Aim of the exercise: Return the data below in full and exactly, except that the pictures are dropped.

Records supplied:
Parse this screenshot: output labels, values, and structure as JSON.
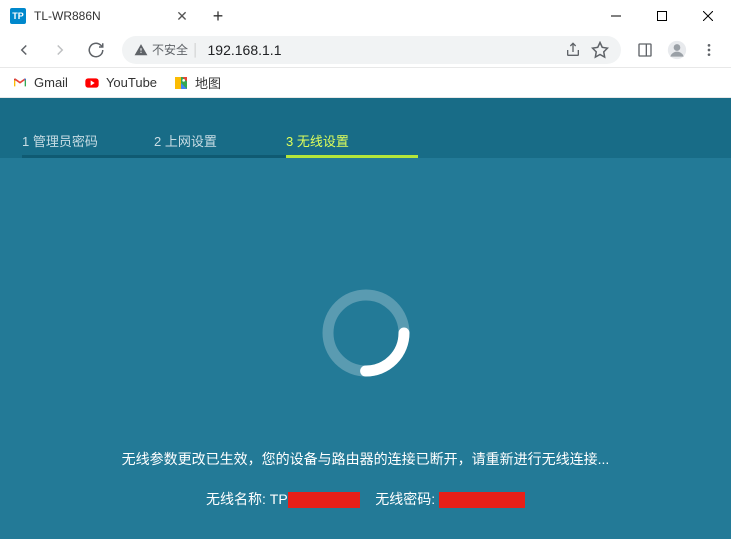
{
  "window": {
    "tab_title": "TL-WR886N",
    "tab_favicon_text": "TP"
  },
  "address": {
    "security_label": "不安全",
    "url": "192.168.1.1"
  },
  "bookmarks": [
    {
      "label": "Gmail",
      "icon": "gmail"
    },
    {
      "label": "YouTube",
      "icon": "youtube"
    },
    {
      "label": "地图",
      "icon": "maps"
    }
  ],
  "steps": [
    {
      "num": "1",
      "label": "管理员密码",
      "active": false
    },
    {
      "num": "2",
      "label": "上网设置",
      "active": false
    },
    {
      "num": "3",
      "label": "无线设置",
      "active": true
    }
  ],
  "page": {
    "status_message": "无线参数更改已生效，您的设备与路由器的连接已断开，请重新进行无线连接...",
    "ssid_label": "无线名称:",
    "ssid_prefix": "TP",
    "pwd_label": "无线密码:"
  }
}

Exercise output:
Parse this screenshot: output labels, values, and structure as JSON.
{
  "window": {
    "tab_title": "TL-WR886N",
    "tab_favicon_text": "TP"
  },
  "address": {
    "security_label": "不安全",
    "url": "192.168.1.1"
  },
  "bookmarks": [
    {
      "label": "Gmail",
      "icon": "gmail"
    },
    {
      "label": "YouTube",
      "icon": "youtube"
    },
    {
      "label": "地图",
      "icon": "maps"
    }
  ],
  "steps": [
    {
      "num": "1",
      "label": "管理员密码",
      "active": false
    },
    {
      "num": "2",
      "label": "上网设置",
      "active": false
    },
    {
      "num": "3",
      "label": "无线设置",
      "active": true
    }
  ],
  "page": {
    "status_message": "无线参数更改已生效，您的设备与路由器的连接已断开，请重新进行无线连接...",
    "ssid_label": "无线名称:",
    "ssid_prefix": "TP",
    "pwd_label": "无线密码:"
  }
}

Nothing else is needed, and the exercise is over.